David Berkeley: I play with my 2 year old boy Jackson. We’ve got a vegetable garden going, and we’re both obsessed with our compost pile.
Cincy Groove: Who are some of your influences?
David Berkeley: I read whenever I can. And I’m very influenced by writers and poets. I was very into Yeats in college. I read everything I could by Ted Kooser. I go through non fiction phases and recently read a couple books by Rory Stewart. I of course love music, but when I’m writing, I like to read prose and poetry more.

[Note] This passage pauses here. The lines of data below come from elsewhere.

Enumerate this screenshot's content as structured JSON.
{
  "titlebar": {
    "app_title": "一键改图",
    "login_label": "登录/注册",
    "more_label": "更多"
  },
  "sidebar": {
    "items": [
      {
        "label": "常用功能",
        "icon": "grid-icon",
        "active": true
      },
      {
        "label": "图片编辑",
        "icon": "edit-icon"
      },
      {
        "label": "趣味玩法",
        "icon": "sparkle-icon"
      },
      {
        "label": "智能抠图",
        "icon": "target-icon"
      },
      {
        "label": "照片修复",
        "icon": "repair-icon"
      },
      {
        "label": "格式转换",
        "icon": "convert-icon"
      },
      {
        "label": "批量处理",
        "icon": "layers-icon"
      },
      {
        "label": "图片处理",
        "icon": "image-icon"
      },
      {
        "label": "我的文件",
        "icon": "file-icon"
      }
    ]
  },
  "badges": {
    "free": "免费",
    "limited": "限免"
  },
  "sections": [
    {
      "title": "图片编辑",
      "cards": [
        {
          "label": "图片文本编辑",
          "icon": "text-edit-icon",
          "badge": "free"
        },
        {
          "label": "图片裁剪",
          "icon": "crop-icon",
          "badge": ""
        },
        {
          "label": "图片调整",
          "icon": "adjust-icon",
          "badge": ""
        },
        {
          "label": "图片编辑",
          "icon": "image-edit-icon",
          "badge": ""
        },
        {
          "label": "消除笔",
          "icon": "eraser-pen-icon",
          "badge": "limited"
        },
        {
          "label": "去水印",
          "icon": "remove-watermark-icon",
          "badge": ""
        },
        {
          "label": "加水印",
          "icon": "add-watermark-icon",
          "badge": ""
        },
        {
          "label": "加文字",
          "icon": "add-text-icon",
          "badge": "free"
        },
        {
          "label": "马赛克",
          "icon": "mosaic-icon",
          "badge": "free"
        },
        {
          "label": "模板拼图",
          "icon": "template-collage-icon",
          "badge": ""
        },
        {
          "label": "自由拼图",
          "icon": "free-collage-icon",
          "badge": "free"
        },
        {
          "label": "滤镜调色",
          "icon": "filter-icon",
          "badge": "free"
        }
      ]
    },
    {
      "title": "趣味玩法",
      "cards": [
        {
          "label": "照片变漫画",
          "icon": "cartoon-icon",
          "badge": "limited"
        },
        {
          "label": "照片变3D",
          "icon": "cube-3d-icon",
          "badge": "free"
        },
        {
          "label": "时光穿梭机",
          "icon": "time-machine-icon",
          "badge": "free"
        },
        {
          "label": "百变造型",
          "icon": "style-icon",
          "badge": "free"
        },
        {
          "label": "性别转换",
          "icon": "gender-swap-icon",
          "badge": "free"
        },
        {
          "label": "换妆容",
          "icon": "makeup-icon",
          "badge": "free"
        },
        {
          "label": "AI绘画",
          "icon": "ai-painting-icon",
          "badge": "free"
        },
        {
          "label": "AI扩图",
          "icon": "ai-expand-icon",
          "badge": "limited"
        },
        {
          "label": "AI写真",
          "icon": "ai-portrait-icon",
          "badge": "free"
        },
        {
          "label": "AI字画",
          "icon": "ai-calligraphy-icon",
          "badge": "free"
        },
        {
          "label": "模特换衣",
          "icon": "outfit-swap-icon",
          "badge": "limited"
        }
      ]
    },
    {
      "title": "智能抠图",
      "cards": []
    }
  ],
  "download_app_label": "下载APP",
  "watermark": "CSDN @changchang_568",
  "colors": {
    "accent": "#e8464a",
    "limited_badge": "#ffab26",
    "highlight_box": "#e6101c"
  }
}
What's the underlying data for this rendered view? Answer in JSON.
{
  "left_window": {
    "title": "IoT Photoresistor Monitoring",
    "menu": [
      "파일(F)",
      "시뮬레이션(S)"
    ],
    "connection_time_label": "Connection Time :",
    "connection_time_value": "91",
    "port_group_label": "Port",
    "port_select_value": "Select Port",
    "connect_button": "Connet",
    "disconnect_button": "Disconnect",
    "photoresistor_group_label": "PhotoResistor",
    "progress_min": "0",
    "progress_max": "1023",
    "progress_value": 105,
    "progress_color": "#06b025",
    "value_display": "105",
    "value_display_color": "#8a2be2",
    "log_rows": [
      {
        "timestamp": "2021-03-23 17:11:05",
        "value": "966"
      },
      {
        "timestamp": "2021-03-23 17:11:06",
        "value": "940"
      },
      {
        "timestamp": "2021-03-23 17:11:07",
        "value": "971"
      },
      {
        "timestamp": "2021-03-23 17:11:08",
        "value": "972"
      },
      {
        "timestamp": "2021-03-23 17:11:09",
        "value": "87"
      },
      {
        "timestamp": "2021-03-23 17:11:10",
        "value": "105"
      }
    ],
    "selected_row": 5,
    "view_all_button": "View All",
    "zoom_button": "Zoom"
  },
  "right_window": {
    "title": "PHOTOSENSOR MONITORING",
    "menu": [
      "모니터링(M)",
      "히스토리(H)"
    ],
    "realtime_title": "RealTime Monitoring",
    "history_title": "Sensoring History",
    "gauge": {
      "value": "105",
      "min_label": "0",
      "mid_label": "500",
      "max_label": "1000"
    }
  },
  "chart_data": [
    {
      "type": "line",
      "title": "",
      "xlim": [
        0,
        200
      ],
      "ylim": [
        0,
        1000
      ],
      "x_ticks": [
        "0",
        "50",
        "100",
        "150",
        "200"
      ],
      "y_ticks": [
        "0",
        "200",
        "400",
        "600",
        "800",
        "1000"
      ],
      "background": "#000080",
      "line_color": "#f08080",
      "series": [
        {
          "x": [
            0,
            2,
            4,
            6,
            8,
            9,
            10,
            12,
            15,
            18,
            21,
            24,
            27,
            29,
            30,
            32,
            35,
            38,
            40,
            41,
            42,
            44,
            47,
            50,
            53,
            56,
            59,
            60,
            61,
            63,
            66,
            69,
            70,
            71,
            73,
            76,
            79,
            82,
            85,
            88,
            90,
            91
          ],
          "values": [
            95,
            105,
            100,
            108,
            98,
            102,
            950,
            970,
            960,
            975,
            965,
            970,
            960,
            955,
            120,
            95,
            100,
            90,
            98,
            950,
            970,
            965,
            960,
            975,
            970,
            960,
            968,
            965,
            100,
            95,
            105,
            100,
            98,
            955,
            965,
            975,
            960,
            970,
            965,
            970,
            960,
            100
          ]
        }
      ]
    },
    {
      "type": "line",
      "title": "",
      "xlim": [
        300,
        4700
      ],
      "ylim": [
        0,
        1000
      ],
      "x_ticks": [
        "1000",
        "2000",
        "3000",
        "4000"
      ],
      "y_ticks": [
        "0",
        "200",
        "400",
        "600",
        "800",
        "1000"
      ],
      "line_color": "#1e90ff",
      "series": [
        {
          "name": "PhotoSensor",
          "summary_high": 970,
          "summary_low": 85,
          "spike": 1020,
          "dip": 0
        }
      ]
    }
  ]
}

And I think I get more influenced
and inspired by a long hike than by listening to musicians who are obviously in my genre and who I love like Nick Drake or Ryan Adams.
All the Lads & A Lady tour will be appearing Wed April 1st, 2009 at Northside Tavern in Cincinnati, OH, 10pm. The lineup includes David Berkeley, Micah Dalton, Ryan Horne, Jon Black & Kim Taylor
David Berkeley – Miss Maybe live in New York 2007
Upcoming David Berkeley tour dates:
for show details visit http://www.myspace.com/davidberkeley
Apr 1 2009 Northside Tavern Cincinnati, Ohio
Apr 2 2009 Natasha’s Lexington, Kentucky
Apr 3 2009 The Living Room Muncie, Indiana
Apr 4 2009 Schuba’s Chicago, Illinois
Apr 5 2009 The Dairy Metropolis, Illinois
Apr 6 2009 Melting Point Athens, Georgia
Apr 7 2009 Square Room Knoxville, Tennessee
Apr 8 2009 Workplay Theatre Birmingham, Alabama
May 2 2009 Roadhouse Concerts at the Savannah Room Greensboro, Georgia
May 21 2009 Freight and Salvage Berkeley, California
Jun 12 2009 Robinson College–Cambridge University Cambridge, London and South East
Jun 27 2009 Charles and Myrtle’s Coffeehouse Chattanooga, Tennessee
Jul 9 2009 Palmetto Acoustic Series at Muddy Waters Coffeehouse Charleston, South Carolina